    A question: what’s the theme are you using with gnome-shell (on the pictures, the last one, and some examples here).
    I think shell it’s zukitwo (the logo, top-left corner), but what it is the GTK+ and Window Theme you’re using?. Looks like adwaita (even has the awaita corner’s buttons) but more grey and not too much whitey like the original adwaita. Can you tell?… please :)
    Thanks again for the tips ;)

    • rileybphoto
      August 1, 2012

      Thanks, I am glad you learned something.
      You actually guessed the theme well. The GTK and shell themes are Zukitwo, and the window theme is Adwaita.

  7. micha
    August 1, 2012

    Have you seen XnView : you can work faster then with gThumb

    • rileybphoto
      August 1, 2012

      Thanks for the tip.
      I’d never heard of XnView before. I’ll check it out.

      • Ladislav Ezr
        August 2, 2012

        I think that have the latest version BTW. Also this app is another resource hog, it can easily eat 4GB of RAM with 4 – 5 RAWs open.
        There is also XnConvert, the best converting app on Linux. It can convert photos to everything, even to formats like WebP (superior to .jpg BTW), Jpeg2000 etc.

    • valgrid
      November 11, 2012

      I think its not floss

  8. klaatu
    August 1, 2012

    i checked out darktable recently and was really impressed with it, as well. you can apply filters and modifications without ever touching the original file. Quite nice.

    • rileybphoto
      August 1, 2012

      I’ve heard good things. I haven’t tried it in a long time. I am comfortable in Aftershot Pro right now, and I can use it on my Mac at work, so I don’t think I will change anytime soon. But it’s great to know there are more options out there.

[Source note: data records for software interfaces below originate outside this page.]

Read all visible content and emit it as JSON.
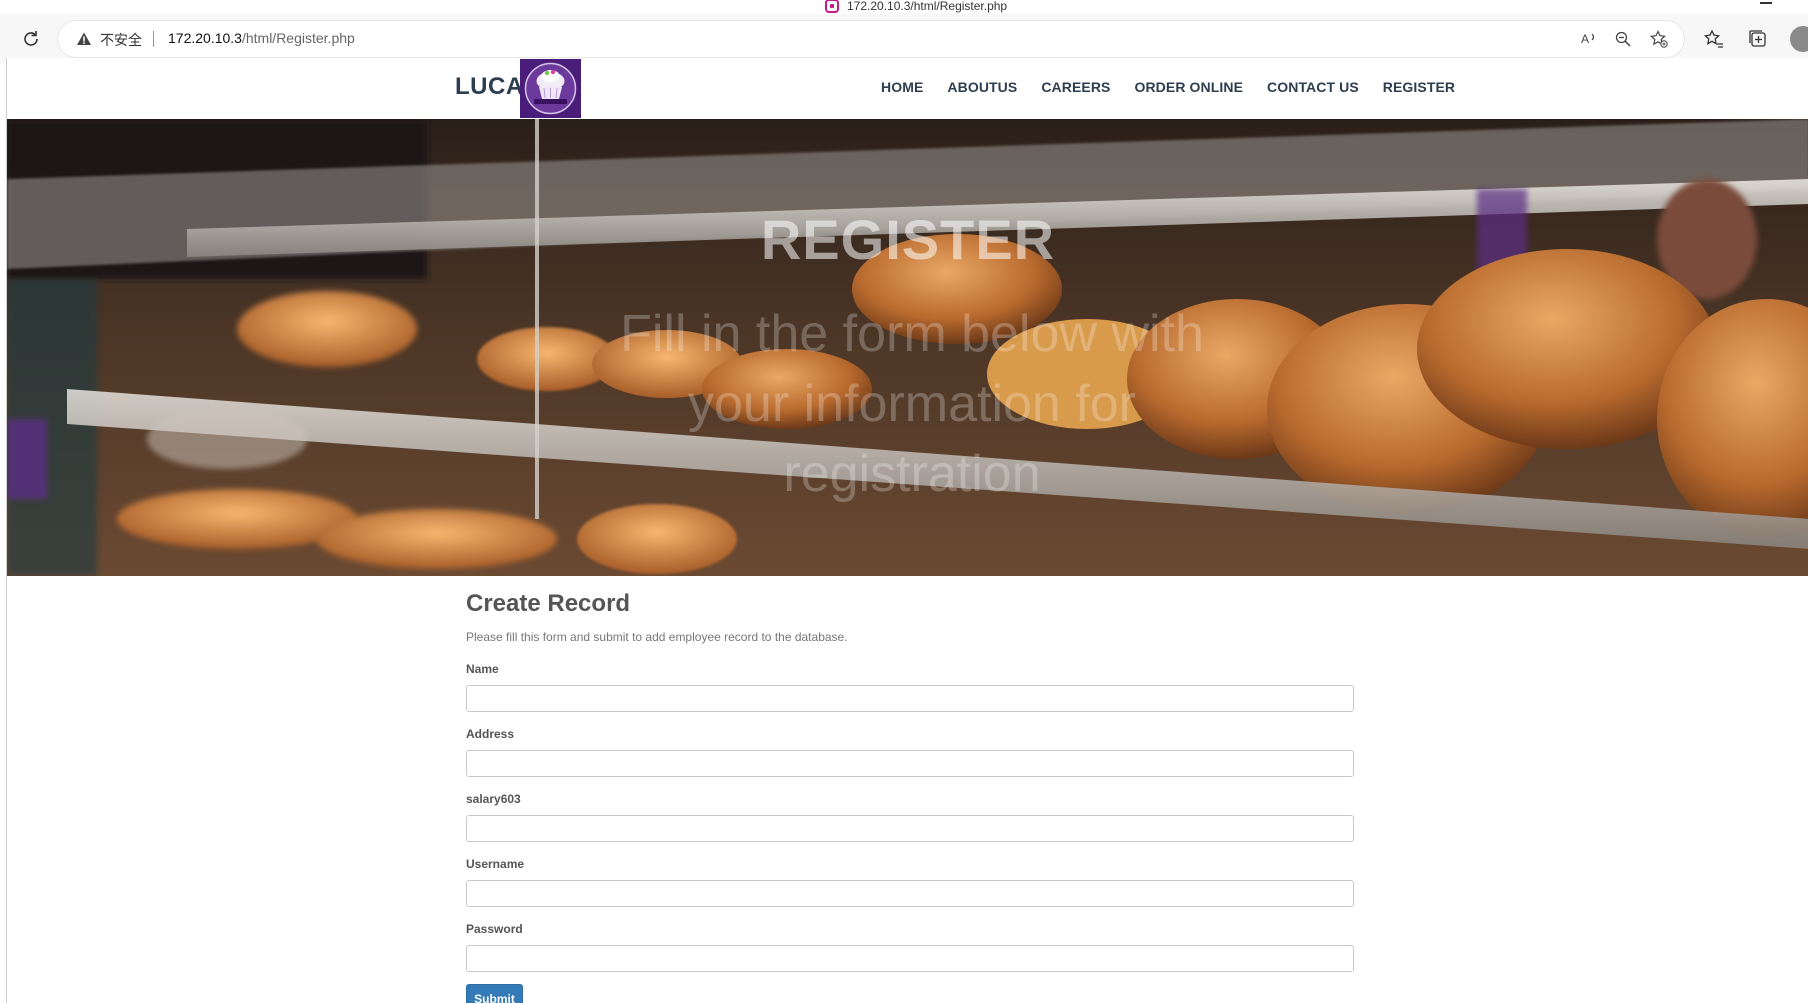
{
  "browser": {
    "window_title": "172.20.10.3/html/Register.php",
    "insecure_label": "不安全",
    "url_host": "172.20.10.3",
    "url_path": "/html/Register.php"
  },
  "nav": {
    "brand": "LUCA",
    "links": [
      "HOME",
      "ABOUTUS",
      "CAREERS",
      "ORDER ONLINE",
      "CONTACT US",
      "REGISTER"
    ]
  },
  "hero": {
    "title": "REGISTER",
    "subtitle": "Fill in the form below with your information for registration"
  },
  "form": {
    "title": "Create Record",
    "description": "Please fill this form and submit to add employee record to the database.",
    "fields": [
      {
        "label": "Name",
        "value": ""
      },
      {
        "label": "Address",
        "value": ""
      },
      {
        "label": "salary603",
        "value": ""
      },
      {
        "label": "Username",
        "value": ""
      },
      {
        "label": "Password",
        "value": ""
      }
    ],
    "submit_label": "Submit"
  },
  "colors": {
    "nav_text": "#2c3e50",
    "logo_bg": "#4a1d7a",
    "submit_bg": "#337ab7",
    "address_bar_bg": "#f7f7f7"
  }
}
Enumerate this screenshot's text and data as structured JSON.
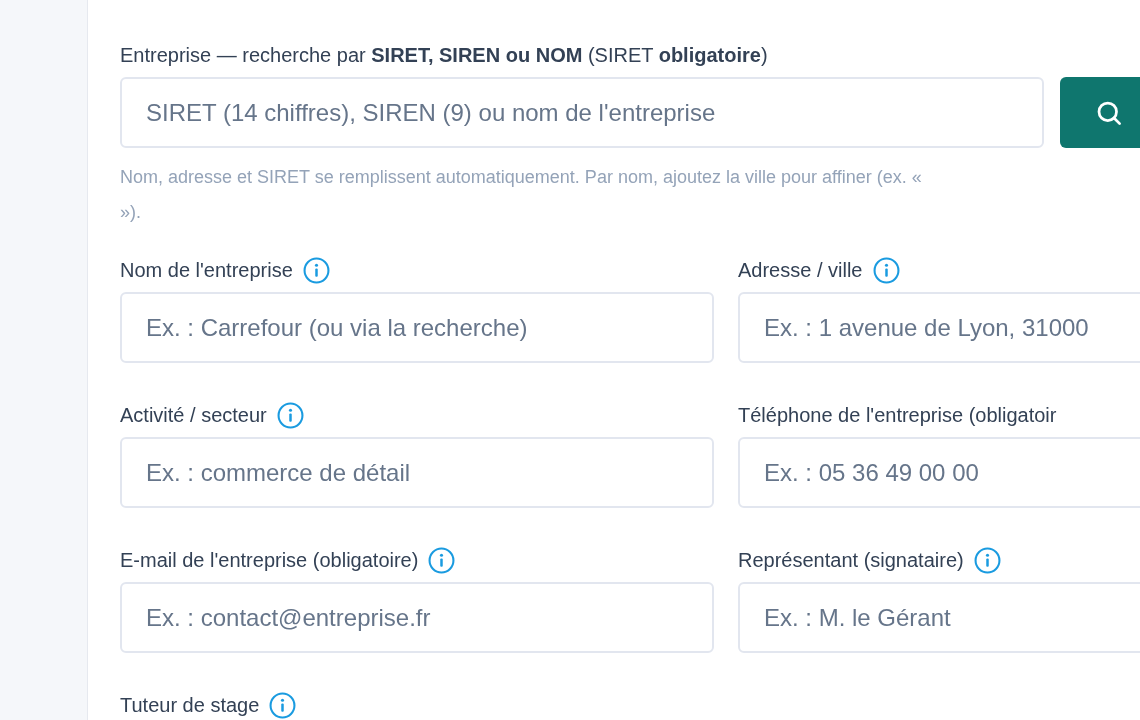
{
  "search": {
    "label": "Entreprise — recherche par **SIRET, SIREN ou NOM** (SIRET **obligatoire**)",
    "placeholder": "SIRET (14 chiffres), SIREN (9) ou nom de l'entreprise",
    "hint_lines": [
      "Nom, adresse et SIRET se remplissent automatiquement. Par nom, ajoutez la ville pour affiner (ex. «",
      "»)."
    ]
  },
  "fields": [
    {
      "label": "Nom de l'entreprise",
      "info": true,
      "placeholder": "Ex. : Carrefour (ou via la recherche)"
    },
    {
      "label": "Adresse / ville",
      "info": true,
      "placeholder": "Ex. : 1 avenue de Lyon, 31000"
    },
    {
      "label": "Activité / secteur",
      "info": true,
      "placeholder": "Ex. : commerce de détail"
    },
    {
      "label": "Téléphone de l'entreprise (obligatoir",
      "info": false,
      "placeholder": "Ex. : 05 36 49 00 00"
    },
    {
      "label": "E-mail de l'entreprise (obligatoire)",
      "info": true,
      "placeholder": "Ex. : contact@entreprise.fr"
    },
    {
      "label": "Représentant (signataire)",
      "info": true,
      "placeholder": "Ex. : M. le Gérant"
    },
    {
      "label": "Tuteur de stage",
      "info": true
    }
  ]
}
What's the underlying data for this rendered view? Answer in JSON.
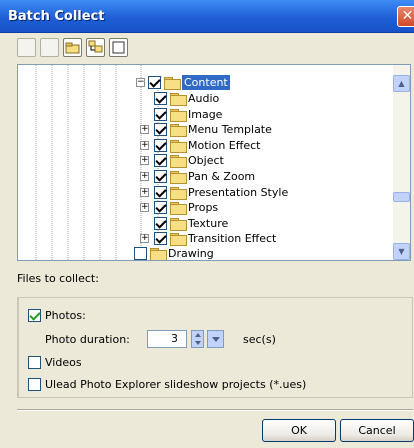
{
  "window": {
    "title": "Batch Collect",
    "close_label": "✕"
  },
  "tree": {
    "items": [
      {
        "label": "Content",
        "checked": true,
        "selected": true
      },
      {
        "label": "Audio",
        "checked": true
      },
      {
        "label": "Image",
        "checked": true
      },
      {
        "label": "Menu Template",
        "checked": true
      },
      {
        "label": "Motion Effect",
        "checked": true
      },
      {
        "label": "Object",
        "checked": true
      },
      {
        "label": "Pan & Zoom",
        "checked": true
      },
      {
        "label": "Presentation Style",
        "checked": true
      },
      {
        "label": "Props",
        "checked": true
      },
      {
        "label": "Texture",
        "checked": true
      },
      {
        "label": "Transition Effect",
        "checked": true
      },
      {
        "label": "Drawing",
        "checked": false
      }
    ]
  },
  "files": {
    "header": "Files to collect:",
    "photos_label": "Photos:",
    "photos_checked": true,
    "duration_label": "Photo duration:",
    "duration_value": "3",
    "duration_unit": "sec(s)",
    "videos_label": "Videos",
    "ues_label": "Ulead Photo Explorer slideshow projects (*.ues)"
  },
  "buttons": {
    "ok": "OK",
    "cancel": "Cancel"
  }
}
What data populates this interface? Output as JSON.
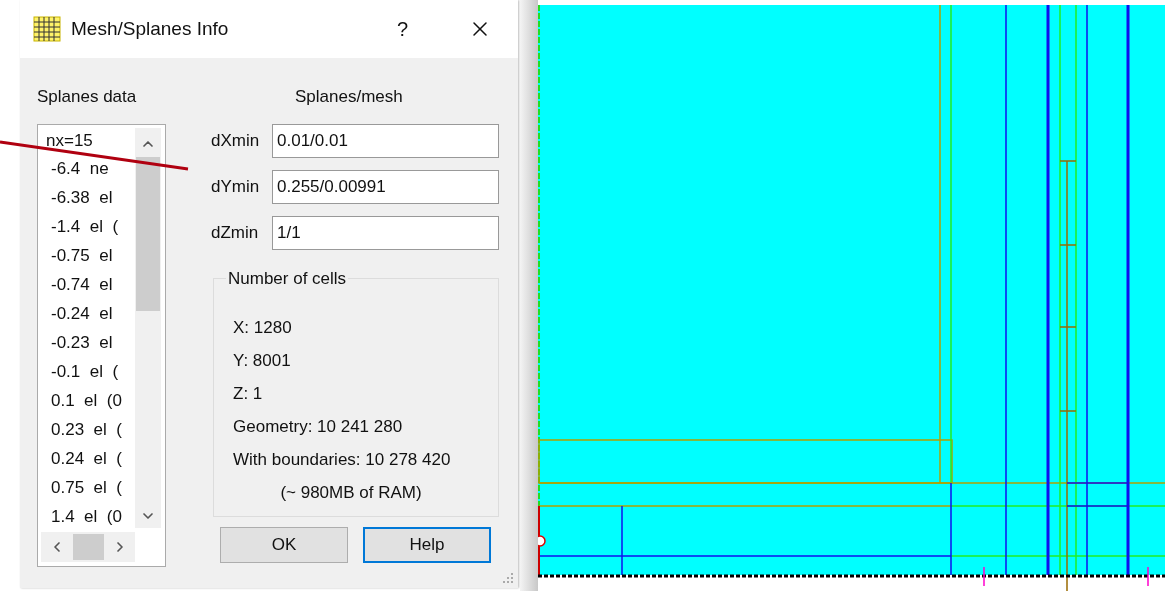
{
  "dialog": {
    "title": "Mesh/Splanes Info",
    "help_button": "?",
    "splanes_data": {
      "label": "Splanes data",
      "list": {
        "header": "nx=15",
        "children": [
          {
            "text": "-6.4  ne"
          },
          {
            "text": "-6.38  el"
          },
          {
            "text": "-1.4  el  ("
          },
          {
            "text": "-0.75  el"
          },
          {
            "text": "-0.74  el"
          },
          {
            "text": "-0.24  el"
          },
          {
            "text": "-0.23  el"
          },
          {
            "text": "-0.1  el  ("
          },
          {
            "text": "0.1  el  (0"
          },
          {
            "text": "0.23  el  ("
          },
          {
            "text": "0.24  el  ("
          },
          {
            "text": "0.75  el  ("
          },
          {
            "text": "1.4  el  (0"
          }
        ]
      }
    },
    "splanes_mesh": {
      "label": "Splanes/mesh",
      "fields": [
        {
          "label": "dXmin",
          "value": "0.01/0.01"
        },
        {
          "label": "dYmin",
          "value": "0.255/0.00991"
        },
        {
          "label": "dZmin",
          "value": "1/1"
        }
      ]
    },
    "number_of_cells": {
      "title": "Number of cells",
      "lines": [
        "X: 1280",
        "Y: 8001",
        "Z: 1",
        "Geometry: 10 241 280",
        "With boundaries: 10 278 420"
      ],
      "note": "(~ 980MB of RAM)"
    },
    "buttons": [
      {
        "label": "OK",
        "default": false
      },
      {
        "label": "Help",
        "default": true
      }
    ]
  }
}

      • Ladislav Ezr
        August 2, 2012

        It’s sad that Aftershot is only 32bit and have absolutely no integration with Ubuntu :/